"Lo que esta para ti, nadie te lo puede quitar"
Thank you to Rosybell and Rosa Maria for sharing their stories today.
I received my lupus diagnosis at the age of 21, right around the time I was getting ready to start a new job in Italy. After college, I had plans of becoming a U.S. Diplomat but my dreams of traveling the world were crushed in a single doctor’s visit. Having Lupus meant I could no longer become a diplomat and would have to do a complete 180 with my lifestyle. I vividly remember my mother telling me “lo que esta para ti, nadie te lo puede quitar” after hearing about my diagnosis. I was furious to hear her say “what is meant to be will be” because my diagnosis meant I could no longer pursue my dreams and would instead have to face the unknown. What I failed to realize in my moment of anger, was that I have never known a life without Lupus. And if there is anyone in this world that could offer me guidance in that single moment, it was my mother.
My mom, Rosa, was diagnosed with Lupus Nephritis at the age of 30. Her pregnancy with me was the onset of her Lupus. In addition to facing serious complications during her pregnancy, Lupus was not well understood nor well researched in the early 90s. In the Latinx community, she was written off as having a death sentence. In the medical community, she was administered cancer-related drugs in the hopes that they could slow down her body’s attack on itself. Through her constant battle with Lupus, my mother was the first person to inspire me to use my voice to advocate for the well-being of others.

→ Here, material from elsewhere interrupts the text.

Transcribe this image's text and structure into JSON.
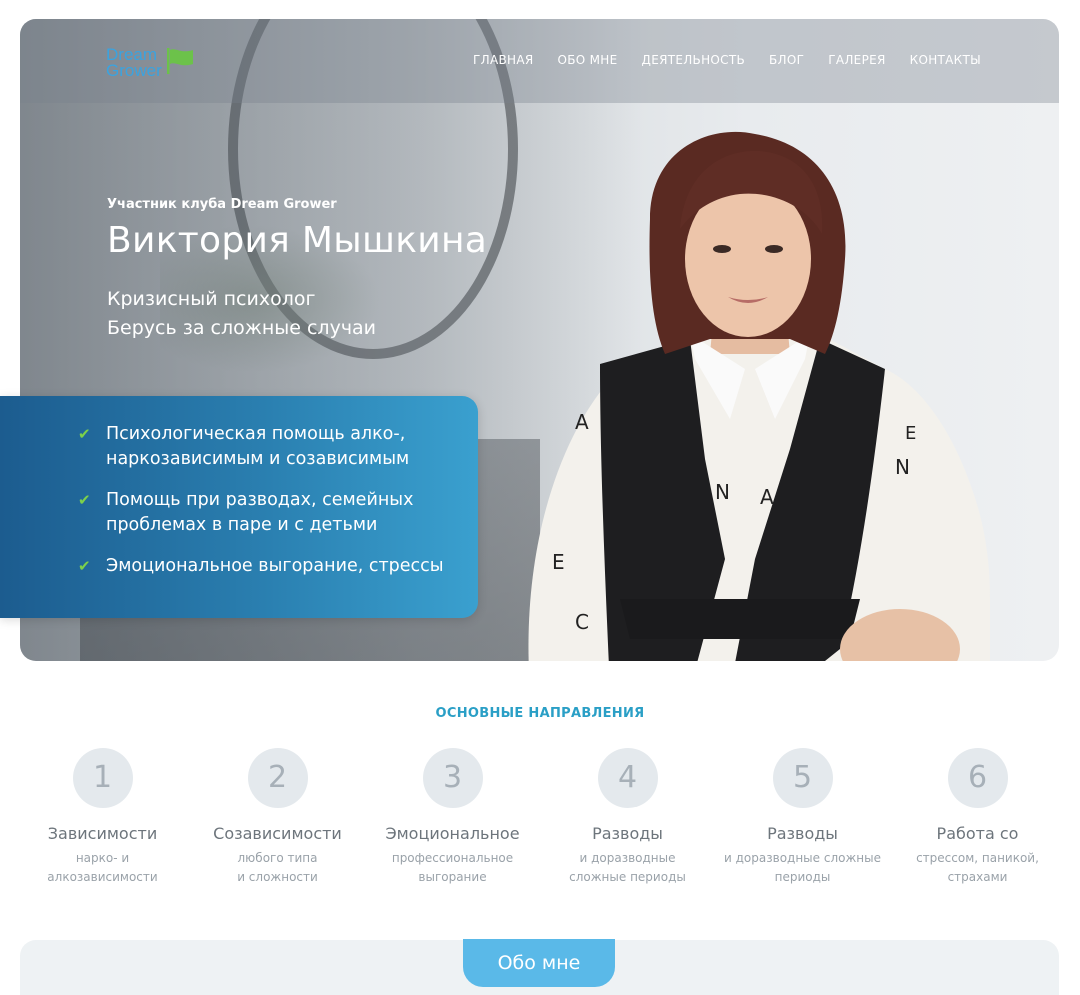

After researching volunteer opportunities, I participated and fundraised for my first Lupus Loop in 2016. Creating my team meant more than just reaching out to family and friends to donate money and spend a day walking with me. It meant educating them about the effects of Lupus and advocating for increased awareness and funding for research. It meant giving my mother the opportunity to connect with individuals who share a sense of community and who actively choose to honor the difficult realities of living with Lupus.
The more I engaged in advocacy, informally and formally, the more I realized that knowledge about Lupus was limited in the Latinx community. Through the Philadelphia Tri State chapter, I have had the opportunity to attend the virtual 2020 National Lupus Advocacy Summit where I connected with advocates across the country. I also participated in my local support group and volunteered on several planning committees, including the Lupus Loop Annual Walk and the Latinx/Hispanic focus group.
The “chronic” part of a chronic illness means I will bear the burden of Lupus for the rest of my life. However, chronic can also mean persistent. I choose to be persistent in advocating for myself, for my mother, and for all the people, especially young women of color, who are affected by Lupus. Lupus has helped me realize was that I didn’t need to be a diplomat to make a difference. Lupus presented me with so many obstacles, but it also gifted me so much more. I now have a national network of supportive individuals who are equally committed to this cause and a platform to continue raising awareness about what it means to live with Lupus and advocating for continued research and resources in communities most afflicted by Lupus.